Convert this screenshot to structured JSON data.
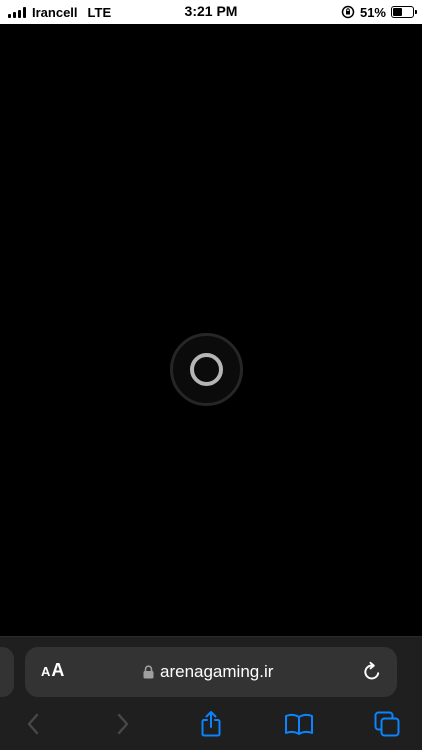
{
  "status_bar": {
    "carrier": "Irancell",
    "network": "LTE",
    "time": "3:21 PM",
    "battery_percent_text": "51%",
    "battery_level": 0.51,
    "signal_icon": "cellular-signal-icon",
    "orientation_lock_icon": "orientation-lock-icon",
    "battery_icon": "battery-icon"
  },
  "page": {
    "loading_icon": "loading-spinner-icon"
  },
  "browser": {
    "text_size_small": "A",
    "text_size_large": "A",
    "url": "arenagaming.ir",
    "lock_icon": "lock-icon",
    "reload_icon": "reload-icon",
    "toolbar": {
      "back_icon": "chevron-left-icon",
      "forward_icon": "chevron-right-icon",
      "share_icon": "share-icon",
      "bookmarks_icon": "book-icon",
      "tabs_icon": "tabs-icon"
    }
  },
  "colors": {
    "accent": "#0a84ff",
    "disabled": "#48484a",
    "chrome_bg": "#1f1f1f",
    "address_bar_bg": "#333334"
  }
}
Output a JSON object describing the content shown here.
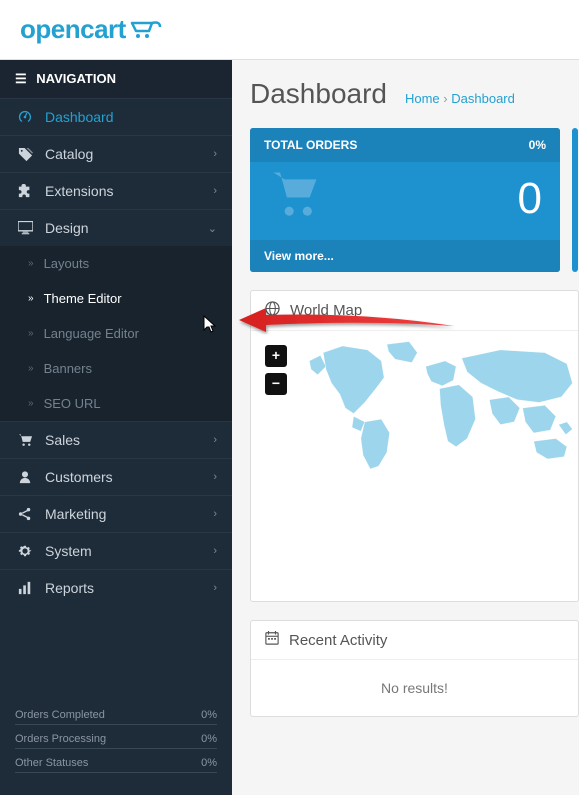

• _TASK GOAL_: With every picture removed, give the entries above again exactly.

• _RESULT BELOW_:
Convert this screenshot to structured JSON data.
{
  "status_bar": {
    "carrier": "Irancell",
    "network": "LTE",
    "time": "3:21 PM",
    "battery_percent_text": "51%",
    "battery_level": 0.51,
    "signal_icon": "cellular-signal-icon",
    "orientation_lock_icon": "orientation-lock-icon",
    "battery_icon": "battery-icon"
  },
  "page": {
    "loading_icon": "loading-spinner-icon"
  },
  "browser": {
    "text_size_small": "A",
    "text_size_large": "A",
    "url": "arenagaming.ir",
    "lock_icon": "lock-icon",
    "reload_icon": "reload-icon",
    "toolbar": {
      "back_icon": "chevron-left-icon",
      "forward_icon": "chevron-right-icon",
      "share_icon": "share-icon",
      "bookmarks_icon": "book-icon",
      "tabs_icon": "tabs-icon"
    }
  },
  "colors": {
    "accent": "#0a84ff",
    "disabled": "#48484a",
    "chrome_bg": "#1f1f1f",
    "address_bar_bg": "#333334"
  }
}
Output a JSON object describing the content shown here.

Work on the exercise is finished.